- [WHAT TO PRODUCE] Every record should be written out exactly, please.

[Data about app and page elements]
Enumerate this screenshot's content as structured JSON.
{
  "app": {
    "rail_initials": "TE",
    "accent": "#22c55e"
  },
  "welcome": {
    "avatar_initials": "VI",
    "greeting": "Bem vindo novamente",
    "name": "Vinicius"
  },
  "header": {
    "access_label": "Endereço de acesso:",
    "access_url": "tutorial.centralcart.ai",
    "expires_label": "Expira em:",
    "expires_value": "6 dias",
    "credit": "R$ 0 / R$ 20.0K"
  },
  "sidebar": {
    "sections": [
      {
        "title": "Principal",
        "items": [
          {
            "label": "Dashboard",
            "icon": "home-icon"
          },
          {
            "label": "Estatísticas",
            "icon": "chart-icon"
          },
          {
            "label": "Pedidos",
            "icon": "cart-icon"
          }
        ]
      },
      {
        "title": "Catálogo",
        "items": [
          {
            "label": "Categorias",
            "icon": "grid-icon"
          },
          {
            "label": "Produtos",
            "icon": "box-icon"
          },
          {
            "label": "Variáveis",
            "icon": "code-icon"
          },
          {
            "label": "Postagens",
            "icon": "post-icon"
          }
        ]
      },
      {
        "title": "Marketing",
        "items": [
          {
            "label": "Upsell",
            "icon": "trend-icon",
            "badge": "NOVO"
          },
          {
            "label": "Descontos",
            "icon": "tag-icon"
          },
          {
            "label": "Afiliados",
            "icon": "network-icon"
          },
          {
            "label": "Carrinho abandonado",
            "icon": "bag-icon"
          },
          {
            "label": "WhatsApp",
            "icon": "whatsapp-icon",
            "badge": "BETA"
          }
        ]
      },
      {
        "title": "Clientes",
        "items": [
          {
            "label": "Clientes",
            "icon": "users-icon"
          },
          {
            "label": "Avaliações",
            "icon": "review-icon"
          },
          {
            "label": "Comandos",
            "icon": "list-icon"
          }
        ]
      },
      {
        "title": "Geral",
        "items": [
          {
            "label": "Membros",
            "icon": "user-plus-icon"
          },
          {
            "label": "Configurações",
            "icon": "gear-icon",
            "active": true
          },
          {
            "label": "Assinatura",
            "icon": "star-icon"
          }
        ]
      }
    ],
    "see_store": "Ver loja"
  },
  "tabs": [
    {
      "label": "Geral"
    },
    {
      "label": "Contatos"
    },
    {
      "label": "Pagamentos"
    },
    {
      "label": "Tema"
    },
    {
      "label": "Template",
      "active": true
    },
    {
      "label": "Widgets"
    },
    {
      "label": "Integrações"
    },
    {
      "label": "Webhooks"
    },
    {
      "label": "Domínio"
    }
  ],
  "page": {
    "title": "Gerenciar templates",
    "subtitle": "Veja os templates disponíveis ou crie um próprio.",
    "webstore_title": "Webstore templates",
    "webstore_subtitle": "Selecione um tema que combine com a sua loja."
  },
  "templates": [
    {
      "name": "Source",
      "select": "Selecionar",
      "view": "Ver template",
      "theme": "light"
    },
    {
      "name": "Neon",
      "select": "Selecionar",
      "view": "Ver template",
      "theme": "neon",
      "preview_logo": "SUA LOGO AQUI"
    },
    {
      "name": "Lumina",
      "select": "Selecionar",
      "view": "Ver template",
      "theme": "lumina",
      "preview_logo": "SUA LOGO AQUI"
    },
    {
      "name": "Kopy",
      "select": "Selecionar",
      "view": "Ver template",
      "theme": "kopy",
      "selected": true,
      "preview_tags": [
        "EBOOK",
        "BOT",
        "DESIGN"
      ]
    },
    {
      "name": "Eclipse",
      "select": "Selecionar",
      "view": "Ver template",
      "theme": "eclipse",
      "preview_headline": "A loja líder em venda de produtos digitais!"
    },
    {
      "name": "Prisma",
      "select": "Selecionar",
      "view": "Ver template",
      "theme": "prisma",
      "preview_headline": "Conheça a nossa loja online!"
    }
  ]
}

- [ANSWER AREA]
Enumerate this screenshot's content as structured JSON.
{
  "app": {
    "rail_initials": "TE",
    "accent": "#22c55e"
  },
  "welcome": {
    "avatar_initials": "VI",
    "greeting": "Bem vindo novamente",
    "name": "Vinicius"
  },
  "header": {
    "access_label": "Endereço de acesso:",
    "access_url": "tutorial.centralcart.ai",
    "expires_label": "Expira em:",
    "expires_value": "6 dias",
    "credit": "R$ 0 / R$ 20.0K"
  },
  "sidebar": {
    "sections": [
      {
        "title": "Principal",
        "items": [
          {
            "label": "Dashboard",
            "icon": "home-icon"
          },
          {
            "label": "Estatísticas",
            "icon": "chart-icon"
          },
          {
            "label": "Pedidos",
            "icon": "cart-icon"
          }
        ]
      },
      {
        "title": "Catálogo",
        "items": [
          {
            "label": "Categorias",
            "icon": "grid-icon"
          },
          {
            "label": "Produtos",
            "icon": "box-icon"
          },
          {
            "label": "Variáveis",
            "icon": "code-icon"
          },
          {
            "label": "Postagens",
            "icon": "post-icon"
          }
        ]
      },
      {
        "title": "Marketing",
        "items": [
          {
            "label": "Upsell",
            "icon": "trend-icon",
            "badge": "NOVO"
          },
          {
            "label": "Descontos",
            "icon": "tag-icon"
          },
          {
            "label": "Afiliados",
            "icon": "network-icon"
          },
          {
            "label": "Carrinho abandonado",
            "icon": "bag-icon"
          },
          {
            "label": "WhatsApp",
            "icon": "whatsapp-icon",
            "badge": "BETA"
          }
        ]
      },
      {
        "title": "Clientes",
        "items": [
          {
            "label": "Clientes",
            "icon": "users-icon"
          },
          {
            "label": "Avaliações",
            "icon": "review-icon"
          },
          {
            "label": "Comandos",
            "icon": "list-icon"
          }
        ]
      },
      {
        "title": "Geral",
        "items": [
          {
            "label": "Membros",
            "icon": "user-plus-icon"
          },
          {
            "label": "Configurações",
            "icon": "gear-icon",
            "active": true
          },
          {
            "label": "Assinatura",
            "icon": "star-icon"
          }
        ]
      }
    ],
    "see_store": "Ver loja"
  },
  "tabs": [
    {
      "label": "Geral"
    },
    {
      "label": "Contatos"
    },
    {
      "label": "Pagamentos"
    },
    {
      "label": "Tema"
    },
    {
      "label": "Template",
      "active": true
    },
    {
      "label": "Widgets"
    },
    {
      "label": "Integrações"
    },
    {
      "label": "Webhooks"
    },
    {
      "label": "Domínio"
    }
  ],
  "page": {
    "title": "Gerenciar templates",
    "subtitle": "Veja os templates disponíveis ou crie um próprio.",
    "webstore_title": "Webstore templates",
    "webstore_subtitle": "Selecione um tema que combine com a sua loja."
  },
  "templates": [
    {
      "name": "Source",
      "select": "Selecionar",
      "view": "Ver template",
      "theme": "light"
    },
    {
      "name": "Neon",
      "select": "Selecionar",
      "view": "Ver template",
      "theme": "neon",
      "preview_logo": "SUA LOGO AQUI"
    },
    {
      "name": "Lumina",
      "select": "Selecionar",
      "view": "Ver template",
      "theme": "lumina",
      "preview_logo": "SUA LOGO AQUI"
    },
    {
      "name": "Kopy",
      "select": "Selecionar",
      "view": "Ver template",
      "theme": "kopy",
      "selected": true,
      "preview_tags": [
        "EBOOK",
        "BOT",
        "DESIGN"
      ]
    },
    {
      "name": "Eclipse",
      "select": "Selecionar",
      "view": "Ver template",
      "theme": "eclipse",
      "preview_headline": "A loja líder em venda de produtos digitais!"
    },
    {
      "name": "Prisma",
      "select": "Selecionar",
      "view": "Ver template",
      "theme": "prisma",
      "preview_headline": "Conheça a nossa loja online!"
    }
  ]
}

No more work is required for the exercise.